Cylinder mounted or connected to a cylinder with a high pressure
flexhose. Minimum input pressure 500 PSI. If operated with input pressure
less than 500 PSI, control pressure instability will result.
Normally fed from a primary regulator, bulk CO2 system or air
compressor. Maximum inlet pressure is approximately 200 PSI. Secondary
regulators typically are used to accurately control pressures.
- CO2 CARBON DIOXIDE GAS
- Carbon dioxide gas is the most widely used gas for beverage
- 1. To produce carbonated water utilizing a carbonator.
- 2. To operate pneumatic pumps for syrup, juice concentrates
- 3. To propel premix or syrup from transfer tanks to dispense
- 4. To propel draft beer from keg to dispense station.
- CO2 CYLINDERS
- Use a CGA320 high pressure valve.

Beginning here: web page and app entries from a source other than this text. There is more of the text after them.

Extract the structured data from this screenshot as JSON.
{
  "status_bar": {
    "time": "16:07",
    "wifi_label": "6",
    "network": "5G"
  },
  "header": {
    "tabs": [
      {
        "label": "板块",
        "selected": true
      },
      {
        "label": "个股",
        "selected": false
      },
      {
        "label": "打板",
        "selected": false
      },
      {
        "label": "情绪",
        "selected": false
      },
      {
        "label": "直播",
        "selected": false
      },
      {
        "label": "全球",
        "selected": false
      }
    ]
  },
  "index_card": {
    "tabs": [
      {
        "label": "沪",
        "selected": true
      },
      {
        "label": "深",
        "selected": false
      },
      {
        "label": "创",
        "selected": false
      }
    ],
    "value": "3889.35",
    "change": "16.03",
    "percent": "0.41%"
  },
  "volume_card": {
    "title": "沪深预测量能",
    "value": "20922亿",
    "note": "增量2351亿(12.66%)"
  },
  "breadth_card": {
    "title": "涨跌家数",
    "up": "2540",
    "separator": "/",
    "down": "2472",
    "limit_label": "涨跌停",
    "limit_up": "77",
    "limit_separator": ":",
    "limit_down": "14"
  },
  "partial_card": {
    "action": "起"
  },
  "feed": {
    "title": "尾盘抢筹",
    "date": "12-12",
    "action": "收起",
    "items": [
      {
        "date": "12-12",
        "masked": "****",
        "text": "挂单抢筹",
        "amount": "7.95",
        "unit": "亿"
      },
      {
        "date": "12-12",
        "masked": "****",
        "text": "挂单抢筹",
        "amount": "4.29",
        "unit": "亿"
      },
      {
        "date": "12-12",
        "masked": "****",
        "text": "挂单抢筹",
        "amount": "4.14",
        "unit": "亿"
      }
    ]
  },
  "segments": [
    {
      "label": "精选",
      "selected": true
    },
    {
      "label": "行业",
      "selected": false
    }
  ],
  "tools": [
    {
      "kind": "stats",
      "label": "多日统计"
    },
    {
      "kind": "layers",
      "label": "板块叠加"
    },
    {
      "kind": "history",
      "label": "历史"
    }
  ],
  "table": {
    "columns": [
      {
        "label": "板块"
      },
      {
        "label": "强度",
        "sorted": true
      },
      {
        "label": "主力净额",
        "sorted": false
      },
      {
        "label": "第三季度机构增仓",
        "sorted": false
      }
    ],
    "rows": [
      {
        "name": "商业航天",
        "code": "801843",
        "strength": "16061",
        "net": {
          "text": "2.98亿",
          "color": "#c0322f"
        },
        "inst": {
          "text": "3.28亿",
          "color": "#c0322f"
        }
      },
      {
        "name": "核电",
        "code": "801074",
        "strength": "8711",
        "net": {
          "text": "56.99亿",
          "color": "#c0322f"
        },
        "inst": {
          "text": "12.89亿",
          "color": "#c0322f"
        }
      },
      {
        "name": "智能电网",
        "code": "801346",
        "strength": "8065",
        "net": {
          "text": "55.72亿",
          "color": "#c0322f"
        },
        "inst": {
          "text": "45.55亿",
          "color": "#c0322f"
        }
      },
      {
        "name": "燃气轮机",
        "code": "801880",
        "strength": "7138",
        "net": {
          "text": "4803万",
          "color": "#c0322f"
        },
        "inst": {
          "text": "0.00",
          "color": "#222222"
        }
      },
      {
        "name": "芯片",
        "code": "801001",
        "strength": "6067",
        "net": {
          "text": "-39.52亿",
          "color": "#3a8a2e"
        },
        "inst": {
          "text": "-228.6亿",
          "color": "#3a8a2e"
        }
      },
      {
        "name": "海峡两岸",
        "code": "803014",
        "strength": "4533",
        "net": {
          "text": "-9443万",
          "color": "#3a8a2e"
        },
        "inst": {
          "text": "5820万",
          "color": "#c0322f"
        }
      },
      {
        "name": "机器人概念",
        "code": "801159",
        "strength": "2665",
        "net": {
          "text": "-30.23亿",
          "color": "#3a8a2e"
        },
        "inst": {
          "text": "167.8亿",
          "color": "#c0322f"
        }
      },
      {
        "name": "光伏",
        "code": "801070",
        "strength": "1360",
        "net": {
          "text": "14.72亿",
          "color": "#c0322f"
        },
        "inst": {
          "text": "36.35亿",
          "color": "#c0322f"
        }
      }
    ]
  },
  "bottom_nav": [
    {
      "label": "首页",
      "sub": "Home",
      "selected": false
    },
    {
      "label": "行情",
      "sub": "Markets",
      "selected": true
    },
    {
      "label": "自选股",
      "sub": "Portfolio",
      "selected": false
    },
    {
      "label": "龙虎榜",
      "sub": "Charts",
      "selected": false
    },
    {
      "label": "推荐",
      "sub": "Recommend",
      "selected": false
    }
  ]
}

CO2 is in liquid form
in a CO2 cylinder. Do not overfill. Cylinder capacity for carbon dioxide is
68% of the water capacity or 20 lbs.in a 20 lb. cylinder. Overfill greater than 68%
could cause rapidly rising pressures causing the cylinder to over pressure.
Temperature effect on a properly filled CO2 cylinder.
In cool weather, your customer could complain if a fresh,
cold, but full cylinder is installed on his beverage system and the gauge reading is still
in the 'order gas' zone.
- Temperature F
- Pressure P.S.I.G.
- *2000 PSIG Maximum contents gauge pressure
- **3000 PSIG Safety valve relief pressure (rupture disc)
- ORDER GAS (RED ZONE ON CONTENTS GAUGE)
- Primary Regulators require 500+ PSI to maintain and accurately
control delivery pressures.
- BULK CO2 SYSTEMS
- A bulk CO2 system is a large storage tank for liquid CO2
maintained at a cold temperature. The normal delivery pressure is approximately 200
(125 to 280) P.S.I.G. A bulk system uses the CO2 gas as a refrigerant to maintain
temperature through a venting process. Secondary regulators
must be used with bulk systems to maintain and accurately control delivery
- NITROGEN AND BLENDS (N2 AND N2/CO2)
- Used as a propellant only for draft beer and wine dispensing
systems. Beer blends of nitrogen and CO2 help maintain correct beer carbonation
levels on systems with higher delivery pressures.
- NITROGEN CYLINDERS
- Food grade nitrogen and blends use a C.G.S. 580 high pressure
valve and are stored in gaseous form. A full cylinder contains pressurized gas to
the D.O.T. cylinder rating of either 1800 P.S.I.G. or 2015 P.S.I.G.
- COMPRESSED AIR
- Clean uncontaminated compressed air from an oil-less
compressor and stainless steel storage tank can be used to:
- 1. Drive pneumatic syrup pumps.
- 2. Propel draft beer in a high volume location.
- In order to provide uncontaminated air an activated filter
must be used and properly maintained. Air contains oxygen and will oxidize draft
beer which will affect taste and quality.
- Our recommendations for draft beer would be to
use CO2 where possible, to use nitrogen or CO2/N2 blend when propellant pressures exceed 4
PSI or to use as a last resort, an air compressor/CO2 injector unit on all runs that
require more than PSI propellant pressure. This unit, also called a stabilizer pump
is an air compressor that automatically blends CO2 with the compressed air so that product
can always be delivered with the correct carbonation content regardless of the run length.
For long beer runs, nitrogen or air must be used as a propellant to reduce foam
problems. If just compressed air is used, then CO2 leaves the product, oxidation
occurs and flat unservable product results.